▶ _What is expected_
Every record here needs to be duplicated exactly.

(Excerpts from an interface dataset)
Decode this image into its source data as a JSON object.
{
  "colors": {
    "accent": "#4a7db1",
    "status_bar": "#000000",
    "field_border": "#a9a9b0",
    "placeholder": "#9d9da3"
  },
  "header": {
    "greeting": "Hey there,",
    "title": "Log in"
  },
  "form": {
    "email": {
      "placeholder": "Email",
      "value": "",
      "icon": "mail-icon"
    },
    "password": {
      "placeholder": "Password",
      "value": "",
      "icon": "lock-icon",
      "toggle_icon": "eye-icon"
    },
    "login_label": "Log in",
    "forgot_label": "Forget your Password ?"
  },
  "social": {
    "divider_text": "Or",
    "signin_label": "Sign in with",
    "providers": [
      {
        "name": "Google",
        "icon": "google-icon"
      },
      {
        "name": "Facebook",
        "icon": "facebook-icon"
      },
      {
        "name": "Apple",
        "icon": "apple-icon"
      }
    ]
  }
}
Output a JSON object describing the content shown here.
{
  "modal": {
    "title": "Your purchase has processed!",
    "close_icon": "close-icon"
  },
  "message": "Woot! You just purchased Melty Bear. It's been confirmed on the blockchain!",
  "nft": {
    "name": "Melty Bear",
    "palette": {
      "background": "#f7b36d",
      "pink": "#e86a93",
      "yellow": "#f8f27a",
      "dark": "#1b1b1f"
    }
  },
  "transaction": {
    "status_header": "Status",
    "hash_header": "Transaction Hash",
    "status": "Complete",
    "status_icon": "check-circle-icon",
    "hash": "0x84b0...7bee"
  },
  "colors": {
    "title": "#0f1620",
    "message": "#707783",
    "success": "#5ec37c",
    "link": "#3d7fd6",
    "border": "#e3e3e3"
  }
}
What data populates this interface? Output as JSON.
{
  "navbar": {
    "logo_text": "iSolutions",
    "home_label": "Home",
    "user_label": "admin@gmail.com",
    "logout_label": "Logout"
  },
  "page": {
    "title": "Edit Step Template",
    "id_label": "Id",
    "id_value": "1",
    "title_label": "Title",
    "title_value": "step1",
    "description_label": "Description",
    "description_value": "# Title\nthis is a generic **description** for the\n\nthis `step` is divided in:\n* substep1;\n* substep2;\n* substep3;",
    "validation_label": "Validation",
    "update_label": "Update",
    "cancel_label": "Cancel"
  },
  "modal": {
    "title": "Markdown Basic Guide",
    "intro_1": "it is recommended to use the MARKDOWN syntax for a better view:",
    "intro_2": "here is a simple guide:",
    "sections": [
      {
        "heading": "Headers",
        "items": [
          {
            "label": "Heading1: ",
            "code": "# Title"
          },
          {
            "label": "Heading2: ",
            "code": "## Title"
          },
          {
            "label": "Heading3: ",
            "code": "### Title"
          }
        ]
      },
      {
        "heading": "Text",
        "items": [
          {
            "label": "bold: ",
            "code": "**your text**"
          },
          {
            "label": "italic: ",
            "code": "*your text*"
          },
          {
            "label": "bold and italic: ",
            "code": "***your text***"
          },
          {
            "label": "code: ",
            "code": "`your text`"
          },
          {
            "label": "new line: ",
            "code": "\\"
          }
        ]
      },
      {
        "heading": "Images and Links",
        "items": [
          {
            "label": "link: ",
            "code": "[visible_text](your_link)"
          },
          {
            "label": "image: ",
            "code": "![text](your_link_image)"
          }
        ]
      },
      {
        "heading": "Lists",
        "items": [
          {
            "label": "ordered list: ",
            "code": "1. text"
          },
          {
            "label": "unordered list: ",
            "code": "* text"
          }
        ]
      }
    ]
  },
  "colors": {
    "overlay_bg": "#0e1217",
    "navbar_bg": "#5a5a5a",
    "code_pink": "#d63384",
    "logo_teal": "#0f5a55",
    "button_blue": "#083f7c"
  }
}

▶ _Your response_
Decode this image into its source data as a JSON object.
{
  "colors": {
    "accent": "#4a7db1",
    "status_bar": "#000000",
    "field_border": "#a9a9b0",
    "placeholder": "#9d9da3"
  },
  "header": {
    "greeting": "Hey there,",
    "title": "Log in"
  },
  "form": {
    "email": {
      "placeholder": "Email",
      "value": "",
      "icon": "mail-icon"
    },
    "password": {
      "placeholder": "Password",
      "value": "",
      "icon": "lock-icon",
      "toggle_icon": "eye-icon"
    },
    "login_label": "Log in",
    "forgot_label": "Forget your Password ?"
  },
  "social": {
    "divider_text": "Or",
    "signin_label": "Sign in with",
    "providers": [
      {
        "name": "Google",
        "icon": "google-icon"
      },
      {
        "name": "Facebook",
        "icon": "facebook-icon"
      },
      {
        "name": "Apple",
        "icon": "apple-icon"
      }
    ]
  }
}
Output a JSON object describing the content shown here.
{
  "modal": {
    "title": "Your purchase has processed!",
    "close_icon": "close-icon"
  },
  "message": "Woot! You just purchased Melty Bear. It's been confirmed on the blockchain!",
  "nft": {
    "name": "Melty Bear",
    "palette": {
      "background": "#f7b36d",
      "pink": "#e86a93",
      "yellow": "#f8f27a",
      "dark": "#1b1b1f"
    }
  },
  "transaction": {
    "status_header": "Status",
    "hash_header": "Transaction Hash",
    "status": "Complete",
    "status_icon": "check-circle-icon",
    "hash": "0x84b0...7bee"
  },
  "colors": {
    "title": "#0f1620",
    "message": "#707783",
    "success": "#5ec37c",
    "link": "#3d7fd6",
    "border": "#e3e3e3"
  }
}
What data populates this interface? Output as JSON.
{
  "navbar": {
    "logo_text": "iSolutions",
    "home_label": "Home",
    "user_label": "admin@gmail.com",
    "logout_label": "Logout"
  },
  "page": {
    "title": "Edit Step Template",
    "id_label": "Id",
    "id_value": "1",
    "title_label": "Title",
    "title_value": "step1",
    "description_label": "Description",
    "description_value": "# Title\nthis is a generic **description** for the\n\nthis `step` is divided in:\n* substep1;\n* substep2;\n* substep3;",
    "validation_label": "Validation",
    "update_label": "Update",
    "cancel_label": "Cancel"
  },
  "modal": {
    "title": "Markdown Basic Guide",
    "intro_1": "it is recommended to use the MARKDOWN syntax for a better view:",
    "intro_2": "here is a simple guide:",
    "sections": [
      {
        "heading": "Headers",
        "items": [
          {
            "label": "Heading1: ",
            "code": "# Title"
          },
          {
            "label": "Heading2: ",
            "code": "## Title"
          },
          {
            "label": "Heading3: ",
            "code": "### Title"
          }
        ]
      },
      {
        "heading": "Text",
        "items": [
          {
            "label": "bold: ",
            "code": "**your text**"
          },
          {
            "label": "italic: ",
            "code": "*your text*"
          },
          {
            "label": "bold and italic: ",
            "code": "***your text***"
          },
          {
            "label": "code: ",
            "code": "`your text`"
          },
          {
            "label": "new line: ",
            "code": "\\"
          }
        ]
      },
      {
        "heading": "Images and Links",
        "items": [
          {
            "label": "link: ",
            "code": "[visible_text](your_link)"
          },
          {
            "label": "image: ",
            "code": "![text](your_link_image)"
          }
        ]
      },
      {
        "heading": "Lists",
        "items": [
          {
            "label": "ordered list: ",
            "code": "1. text"
          },
          {
            "label": "unordered list: ",
            "code": "* text"
          }
        ]
      }
    ]
  },
  "colors": {
    "overlay_bg": "#0e1217",
    "navbar_bg": "#5a5a5a",
    "code_pink": "#d63384",
    "logo_teal": "#0f5a55",
    "button_blue": "#083f7c"
  }
}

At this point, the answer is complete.